British Foreign Secretary Douglas Hurd announced his retirement Friday, strengthening Prime Minister John Major's hand against potential challengers to his leadership of the ruling Conservative Party.
Major, in a surprise announcement Thursday, resigned as leader of his divided party and challenged his critics to come up with a replacement. While it appeared Friday that a candidate from the party's right wing would materialize, no heavyweight has joined the fray.
Hurd, foreign secretary since October 1989, is widely respected in foreign policy circles as a skillful, intelligent and genteel diplomat. But he is a particular target of criticism from the party's right because of his generally positive attitude on Britain's increased participation in the European Union. Political observers here think his departure may temper some of the opposition to Major, helping to limit the number of abstentions and votes against him when he submits his fate to a vote of Conservatives in Parliament on July 4.
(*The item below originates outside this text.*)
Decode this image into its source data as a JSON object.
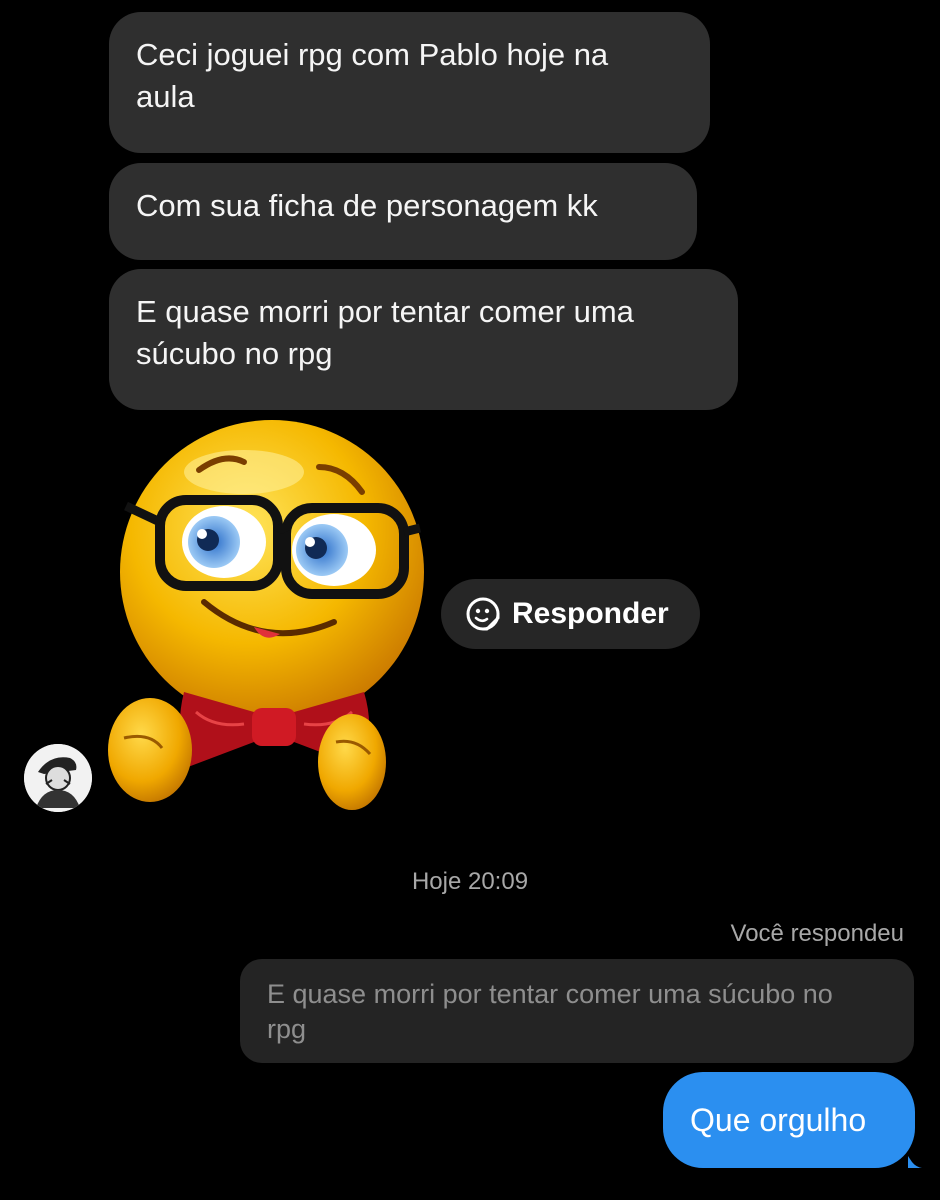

While Hurd, 65, had made known his desire to retire this summer, he said Friday that he decided to act now to remove himself as an issue in Major's campaign to retain the party leadership. Like all other Cabinet ministers who have spoken so far, he expressed firm support for Major.
The most mentioned possible replacement for Hurd is Malcolm Rifkind, now defense secretary.
As the dust settled Friday in the wake of Major's announcement, it became clear that he already has in place a hard-working campaign team that is busy organizing public statements of support and working on Conservative backbenchers.
His opponents on the right, by contrast, have been taken by surprise. They had not expected an opportunity to challenge Major until the fall. Friday, they met in search of a candidate. The center of speculation was Norman Lamont, a one-time Major ally who became a bitter enemy after the prime minister fired him as chancellor of the exchequer in 1993.